But another area growing in importance is the discovery of new technologies to bring the main utilities required for farming – pure water and electricity – to new locations where farming hasn’t been feasible before. Approximately 20% of the world’s land mass is barren, or non-arable, land.
Getting water and energy to more of these areas increases the land available for food production and helps to combat the growing risk of food scarcity.
A science and innovation company we spoke with from Salt Lake City, Utah, has launched a solution that may help. Chaac Technologies has developed a novel technology extracts water and power directly from the atmosphere with a patent-pending, environmentally friendly, and affordable system for commercial agriculture and farming businesses. The technology comprises what the company believes may be the first fully sustainable and distributed utility grid.
When implemented, the technology will aim to give growers access to areas that haven’t been suitable for farming before through systems that can either retrofit to existing greenhouse infrastructures (e.g., hydroponics, aquaponics, aeroponics, or vertical farms) to reduce crop loss incurred by high-humidity and low air-flow, or can be used for agribusiness production in formerly non-arable areas of the U.S. and the world.
The company is currently finalizing contracts with at least three major agribusiness providers, CEO Jake Hammock told American Reporter, to produce fresh water, electricity, heat and compressed air for commercial farms and agricultural business. Hammock anticipates the first operating model by the end of this year with broad market availability in 2021.

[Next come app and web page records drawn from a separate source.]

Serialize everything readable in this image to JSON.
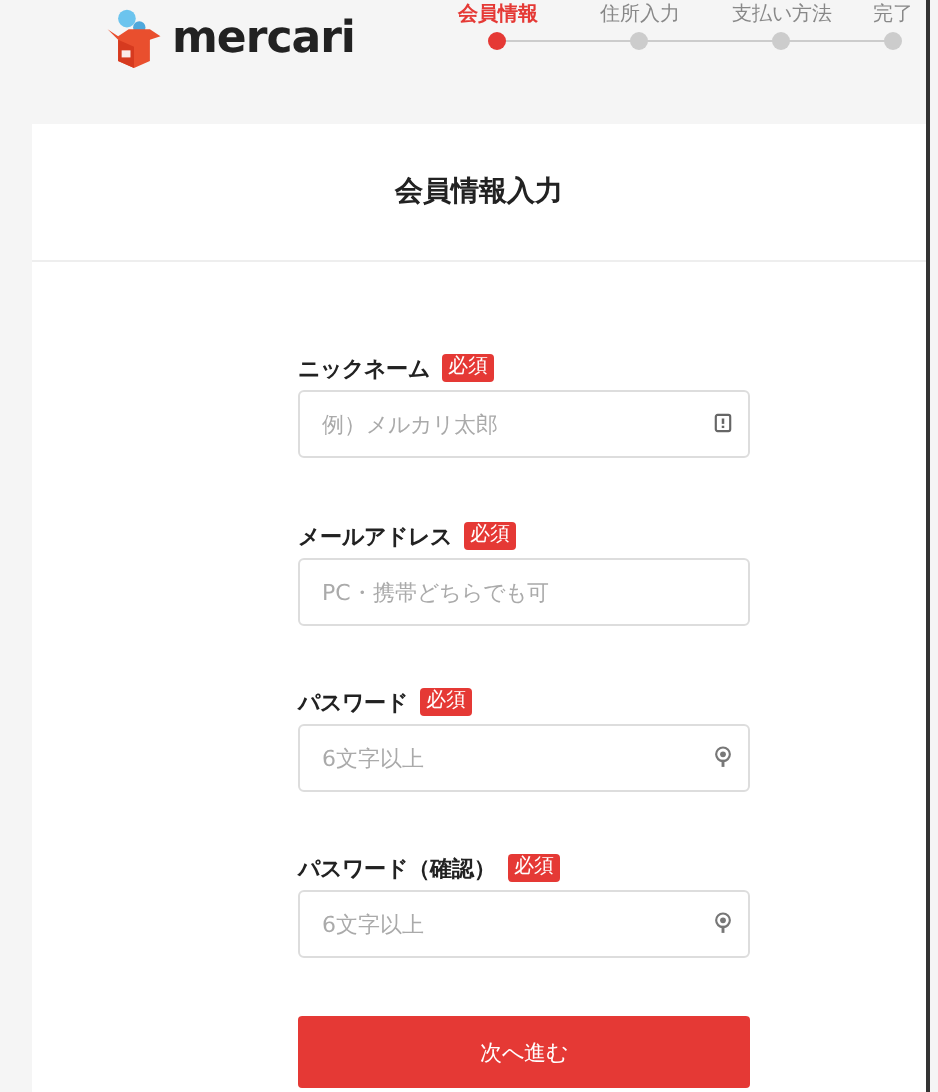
{
  "header": {
    "logo": "mercari",
    "steps": [
      {
        "label": "会員情報",
        "selected": true
      },
      {
        "label": "住所入力",
        "selected": false
      },
      {
        "label": "支払い方法",
        "selected": false
      },
      {
        "label": "完了",
        "selected": false
      }
    ]
  },
  "form": {
    "title": "会員情報入力",
    "fields": [
      {
        "kind": "text",
        "label": "ニックネーム",
        "badge": "必須",
        "placeholder": "例）メルカリ太郎"
      },
      {
        "kind": "email",
        "label": "メールアドレス",
        "badge": "必須",
        "placeholder": "PC・携帯どちらでも可"
      },
      {
        "kind": "password",
        "label": "パスワード",
        "badge": "必須",
        "placeholder": "6文字以上"
      },
      {
        "kind": "password",
        "label": "パスワード（確認）",
        "badge": "必須",
        "placeholder": "6文字以上"
      }
    ],
    "submit": "次へ進む"
  }
}
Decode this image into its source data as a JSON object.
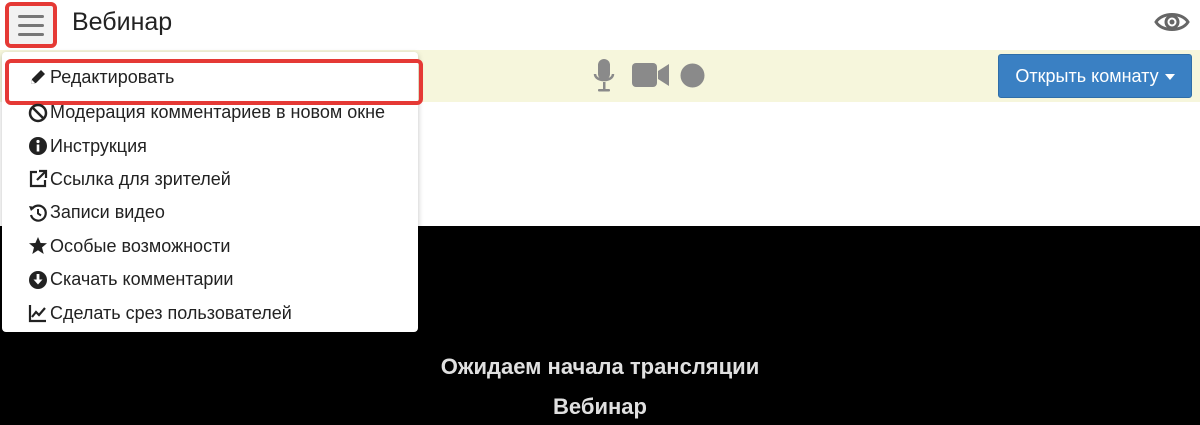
{
  "header": {
    "title": "Вебинар",
    "menu_icon": "hamburger-icon",
    "view_icon": "eye-icon"
  },
  "toolbar": {
    "mic_icon": "microphone-icon",
    "camera_icon": "video-camera-icon",
    "record_icon": "circle-icon",
    "open_room_label": "Открыть комнату"
  },
  "menu": {
    "items": [
      {
        "label": "Редактировать",
        "icon": "pencil-icon"
      },
      {
        "label": "Модерация комментариев в новом окне",
        "icon": "ban-icon"
      },
      {
        "label": "Инструкция",
        "icon": "info-circle-icon"
      },
      {
        "label": "Ссылка для зрителей",
        "icon": "external-link-icon"
      },
      {
        "label": "Записи видео",
        "icon": "history-icon"
      },
      {
        "label": "Особые возможности",
        "icon": "star-icon"
      },
      {
        "label": "Скачать комментарии",
        "icon": "download-circle-icon"
      },
      {
        "label": "Сделать срез пользователей",
        "icon": "line-chart-icon"
      }
    ]
  },
  "video": {
    "waiting_text": "Ожидаем начала трансляции",
    "event_name": "Вебинар"
  },
  "colors": {
    "highlight": "#e53935",
    "toolbar_bg": "#f6f6dc",
    "button_blue": "#3a80c3",
    "video_bg": "#000000"
  }
}
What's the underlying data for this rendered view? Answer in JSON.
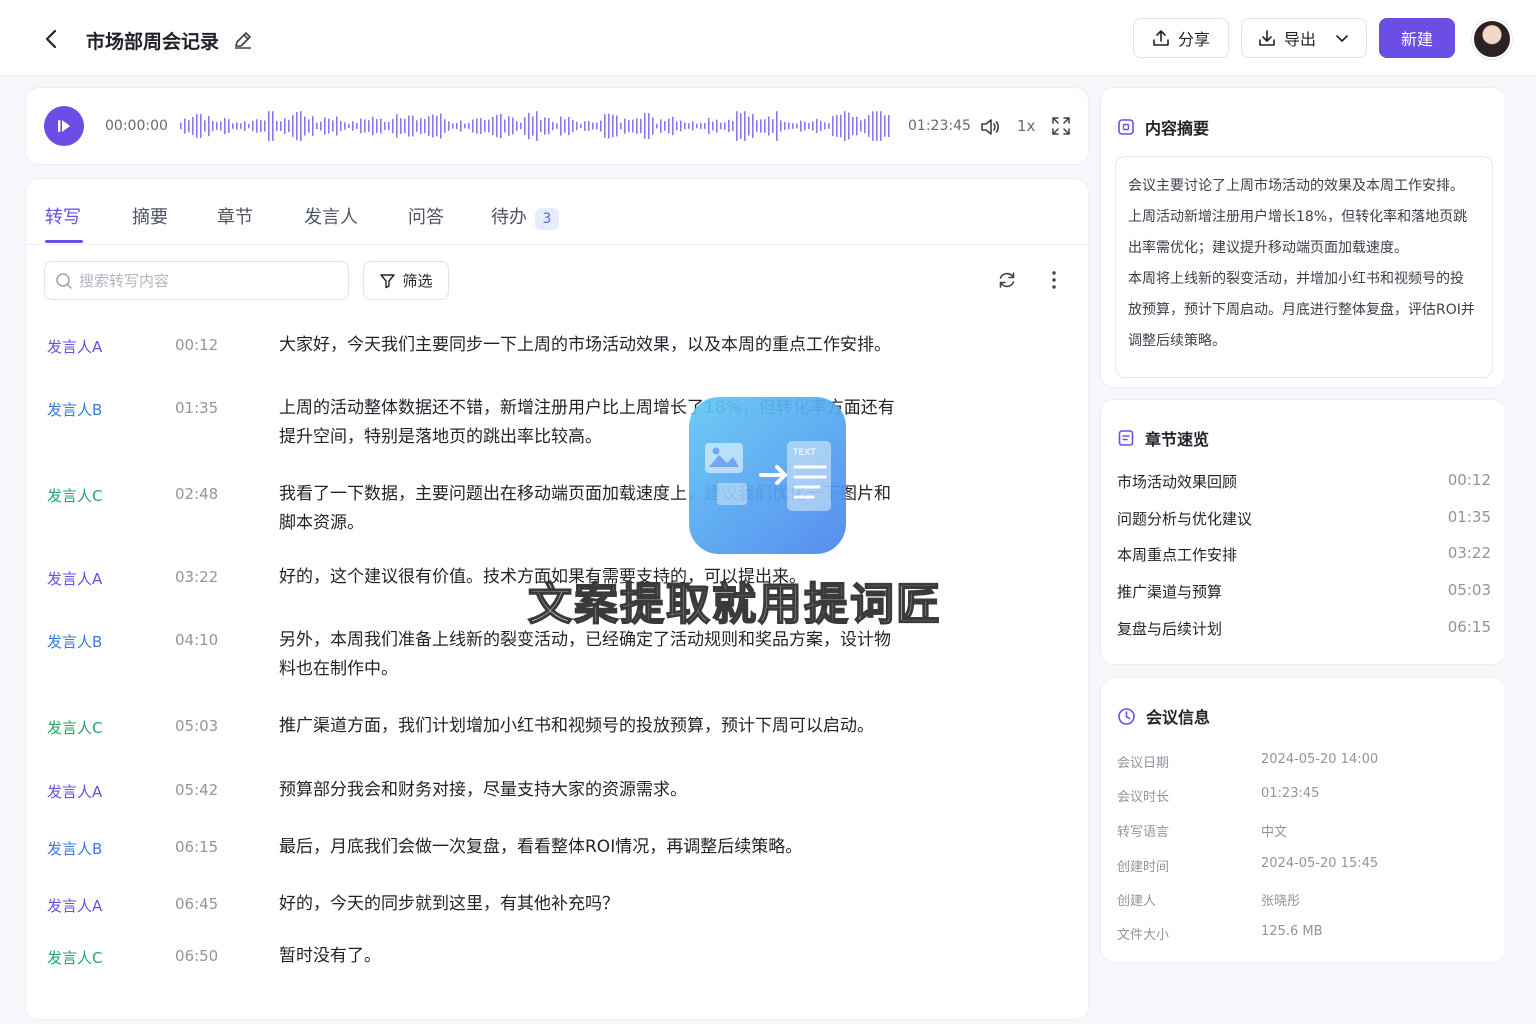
{
  "header": {
    "title": "市场部周会记录",
    "share_label": "分享",
    "export_label": "导出",
    "new_label": "新建"
  },
  "player": {
    "current_time": "00:00:00",
    "total_time": "01:23:45",
    "speed": "1x",
    "playback_progress": 0
  },
  "tabs": [
    {
      "label": "转写"
    },
    {
      "label": "摘要"
    },
    {
      "label": "章节"
    },
    {
      "label": "发言人"
    },
    {
      "label": "问答"
    },
    {
      "label": "待办",
      "badge": "3"
    }
  ],
  "toolbar": {
    "search_placeholder": "搜索转写内容",
    "filter_label": "筛选"
  },
  "transcript": [
    {
      "speaker": "发言人A",
      "time": "00:12",
      "text": "大家好，今天我们主要同步一下上周的市场活动效果，以及本周的重点工作安排。"
    },
    {
      "speaker": "发言人B",
      "time": "01:35",
      "text": "上周的活动整体数据还不错，新增注册用户比上周增长了18%，但转化率方面还有提升空间，特别是落地页的跳出率比较高。"
    },
    {
      "speaker": "发言人C",
      "time": "02:48",
      "text": "我看了一下数据，主要问题出在移动端页面加载速度上，建议我们优化一下图片和脚本资源。"
    },
    {
      "speaker": "发言人A",
      "time": "03:22",
      "text": "好的，这个建议很有价值。技术方面如果有需要支持的，可以提出来。"
    },
    {
      "speaker": "发言人B",
      "time": "04:10",
      "text": "另外，本周我们准备上线新的裂变活动，已经确定了活动规则和奖品方案，设计物料也在制作中。"
    },
    {
      "speaker": "发言人C",
      "time": "05:03",
      "text": "推广渠道方面，我们计划增加小红书和视频号的投放预算，预计下周可以启动。"
    },
    {
      "speaker": "发言人A",
      "time": "05:42",
      "text": "预算部分我会和财务对接，尽量支持大家的资源需求。"
    },
    {
      "speaker": "发言人B",
      "time": "06:15",
      "text": "最后，月底我们会做一次复盘，看看整体ROI情况，再调整后续策略。"
    },
    {
      "speaker": "发言人A",
      "time": "06:45",
      "text": "好的，今天的同步就到这里，有其他补充吗？"
    },
    {
      "speaker": "发言人C",
      "time": "06:50",
      "text": "暂时没有了。"
    }
  ],
  "speaker_colors": {
    "发言人A": "#6b4ee6",
    "发言人B": "#3a7be0",
    "发言人C": "#1fa86a"
  },
  "summary": {
    "title": "内容摘要",
    "lines": [
      "会议主要讨论了上周市场活动的效果及本周工作安排。",
      "上周活动新增注册用户增长18%，但转化率和落地页跳",
      "出率需优化；建议提升移动端页面加载速度。",
      "本周将上线新的裂变活动，并增加小红书和视频号的投",
      "放预算，预计下周启动。月底进行整体复盘，评估ROI并",
      "调整后续策略。"
    ]
  },
  "chapters": {
    "title": "章节速览",
    "items": [
      {
        "title": "市场活动效果回顾",
        "time": "00:12"
      },
      {
        "title": "问题分析与优化建议",
        "time": "01:35"
      },
      {
        "title": "本周重点工作安排",
        "time": "03:22"
      },
      {
        "title": "推广渠道与预算",
        "time": "05:03"
      },
      {
        "title": "复盘与后续计划",
        "time": "06:15"
      }
    ]
  },
  "meeting_info": {
    "title": "会议信息",
    "rows": [
      {
        "label": "会议日期",
        "value": "2024-05-20 14:00"
      },
      {
        "label": "会议时长",
        "value": "01:23:45"
      },
      {
        "label": "转写语言",
        "value": "中文"
      },
      {
        "label": "创建时间",
        "value": "2024-05-20 15:45"
      },
      {
        "label": "创建人",
        "value": "张晓彤"
      },
      {
        "label": "文件大小",
        "value": "125.6 MB"
      }
    ]
  },
  "overlay": {
    "logo_text": "TEXT",
    "caption": "文案提取就用提词匠"
  },
  "colors": {
    "accent": "#6b4ee6",
    "background": "#f6f7fb"
  }
}
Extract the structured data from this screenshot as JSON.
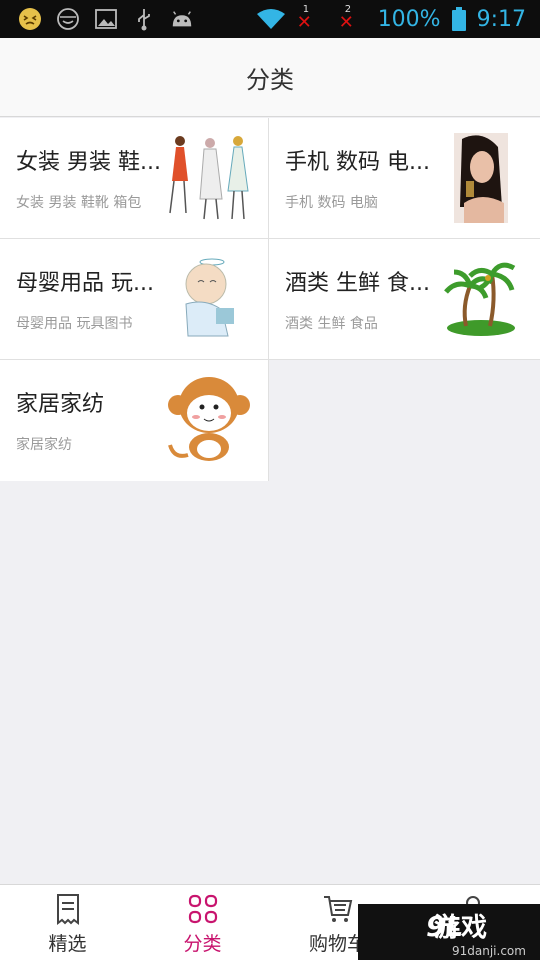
{
  "status_bar": {
    "battery": "100%",
    "time": "9:17",
    "sim1": "1",
    "sim2": "2",
    "icons": [
      "emoji-face-icon",
      "mask-face-icon",
      "image-icon",
      "usb-icon",
      "android-icon",
      "wifi-icon",
      "battery-icon"
    ]
  },
  "header": {
    "title": "分类"
  },
  "categories": [
    {
      "title": "女装 男装 鞋...",
      "subtitle": "女装 男装 鞋靴 箱包",
      "image": "fashion-sketch-image"
    },
    {
      "title": "手机 数码 电...",
      "subtitle": "手机 数码 电脑",
      "image": "woman-phone-image"
    },
    {
      "title": "母婴用品 玩...",
      "subtitle": "母婴用品 玩具图书",
      "image": "baby-cartoon-image"
    },
    {
      "title": "酒类 生鲜 食...",
      "subtitle": "酒类 生鲜 食品",
      "image": "palm-island-image"
    },
    {
      "title": "家居家纺",
      "subtitle": "家居家纺",
      "image": "monkey-cartoon-image"
    }
  ],
  "bottom_nav": [
    {
      "label": "精选",
      "icon": "receipt-icon",
      "active": false
    },
    {
      "label": "分类",
      "icon": "grid-icon",
      "active": true
    },
    {
      "label": "购物车",
      "icon": "cart-icon",
      "active": false
    },
    {
      "label": "",
      "icon": "profile-icon",
      "active": false
    }
  ],
  "watermark": {
    "logo": "9L",
    "main": "游戏",
    "sub": "91danji.com"
  },
  "colors": {
    "accent": "#c8146e",
    "status_text": "#33b5e5",
    "status_bg": "#0d0d0d"
  }
}
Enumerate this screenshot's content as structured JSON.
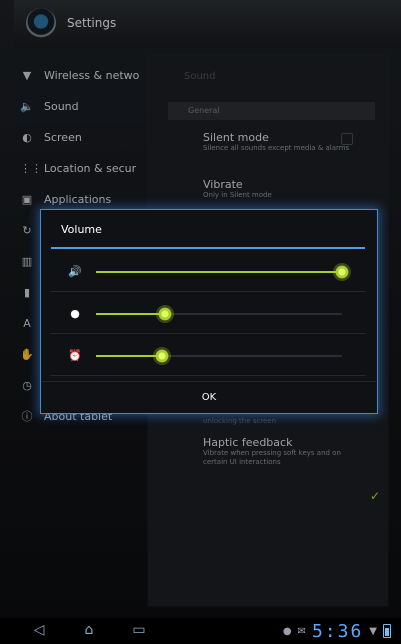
{
  "app": {
    "title": "Settings"
  },
  "sidebar": {
    "items": [
      {
        "label": "Wireless & netwo",
        "icon": "wifi-icon",
        "glyph": "▼"
      },
      {
        "label": "Sound",
        "icon": "speaker-icon",
        "glyph": "🔈",
        "selected": true
      },
      {
        "label": "Screen",
        "icon": "screen-icon",
        "glyph": "◐"
      },
      {
        "label": "Location & secur",
        "icon": "location-icon",
        "glyph": "⋮⋮"
      },
      {
        "label": "Applications",
        "icon": "applications-icon",
        "glyph": "▣"
      },
      {
        "label": "",
        "icon": "sync-icon",
        "glyph": "↻"
      },
      {
        "label": "",
        "icon": "storage-icon",
        "glyph": "▥"
      },
      {
        "label": "",
        "icon": "battery-icon",
        "glyph": "▮"
      },
      {
        "label": "",
        "icon": "language-icon",
        "glyph": "A"
      },
      {
        "label": "",
        "icon": "accessibility-icon",
        "glyph": "✋"
      },
      {
        "label": "",
        "icon": "clock-icon",
        "glyph": "◷"
      },
      {
        "label": "About tablet",
        "icon": "info-icon",
        "glyph": "ⓘ"
      }
    ]
  },
  "content": {
    "title": "Sound",
    "section": "General",
    "prefs": [
      {
        "title": "Silent mode",
        "summary": "Silence all sounds except media & alarms",
        "checked": false
      },
      {
        "title": "Vibrate",
        "summary": "Only in Silent mode"
      },
      {
        "title": "",
        "summary": "unlocking the screen"
      },
      {
        "title": "Haptic feedback",
        "summary": "Vibrate when pressing soft keys and on certain UI interactions",
        "checked": true
      }
    ]
  },
  "dialog": {
    "title": "Volume",
    "ok_label": "OK",
    "rows": [
      {
        "name": "media-volume",
        "icon": "speaker-icon",
        "glyph": "🔊",
        "level": 1.0
      },
      {
        "name": "notification-volume",
        "icon": "notification-icon",
        "glyph": "●",
        "level": 0.28
      },
      {
        "name": "alarm-volume",
        "icon": "alarm-icon",
        "glyph": "⏰",
        "level": 0.27
      }
    ]
  },
  "navbar": {
    "time": "5:36",
    "back_icon": "back-icon",
    "home_icon": "home-icon",
    "recent_icon": "recent-apps-icon",
    "status_icons": [
      "android-icon",
      "gmail-icon",
      "wifi-icon",
      "battery-icon"
    ]
  },
  "colors": {
    "accent": "#4f9ee7",
    "slider": "#a8cf2c",
    "background": "#121417"
  }
}
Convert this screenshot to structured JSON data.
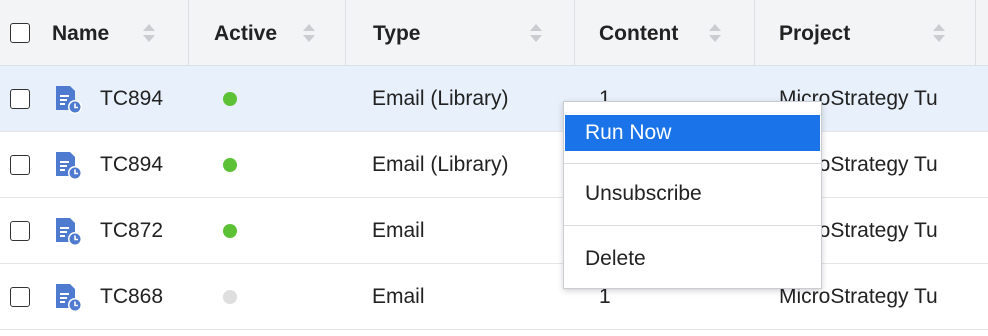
{
  "header": {
    "columns": [
      {
        "label": "Name"
      },
      {
        "label": "Active"
      },
      {
        "label": "Type"
      },
      {
        "label": "Content"
      },
      {
        "label": "Project"
      }
    ]
  },
  "rows": [
    {
      "name": "TC894",
      "active": true,
      "type": "Email (Library)",
      "content": "1",
      "project": "MicroStrategy Tu",
      "selected": true
    },
    {
      "name": "TC894",
      "active": true,
      "type": "Email (Library)",
      "content": "",
      "project": "MicroStrategy Tu",
      "selected": false
    },
    {
      "name": "TC872",
      "active": true,
      "type": "Email",
      "content": "",
      "project": "MicroStrategy Tu",
      "selected": false
    },
    {
      "name": "TC868",
      "active": false,
      "type": "Email",
      "content": "1",
      "project": "MicroStrategy Tu",
      "selected": false
    }
  ],
  "context_menu": {
    "items": [
      {
        "label": "Run Now"
      },
      {
        "label": "Unsubscribe"
      },
      {
        "label": "Delete"
      }
    ]
  },
  "icons": {
    "row_icon": "scheduled-document-icon",
    "active_on": "green-dot-icon",
    "active_off": "grey-dot-icon"
  },
  "colors": {
    "active_dot": "#5cc135",
    "inactive_dot": "#dedede",
    "selected_row": "#e8f0fb",
    "menu_highlight": "#1a73e8",
    "icon_blue": "#4e7ad0"
  }
}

When integrated into greenhouse infrastructure, he says, the system will also regulate airflow and temperature to enhance and sustain healthy crop production.
The system draws water from the air to create renewable energy from pneumatic power generation. In the process, it also helps communities breathe easier, Hammock said, through a process for water and energy production that doesn’t produce carbon and removes solid waste particulates from the air.
Here’s how the technology works: Growers can use renewable energy or any other energy source to initiate the operation. Chaac’s solution compresses ambient air in any location with 40 percent or higher humidity, and squeezes out the water, like a sponge, in four steps:
- The mechanism forces air into a smaller volume, which increases the pressure and the temperature of the air.
- The compressed air grows warmer as the pressure increases.
- Lower-temperature ambient air cools the hot compressed air.
- Finally, a small decrease in temperature puts the compressed air in a saturated state, allowing full separation of air and water.
The pure water is then available for use and the excess energy and heat can return to the system or move to the grid. Additionally, commercial and industrial developers could ultimately use the technology to convert buildings and infrastructure into micro-substations that produce added power during water generation process that building owners could move to the grid to save or to sell.
In addition to U.S. implementation, the company has also met with government ministers in the United Arab Emirates who’ve expressed interest in using the system to bring water and power to six countries belonging to the Gulf Cooperation.
Hammock introduced the technology to the U.S. in an April interview on Fox News and a recent interview on the streaming program “To the Point” with Eric Mitchell.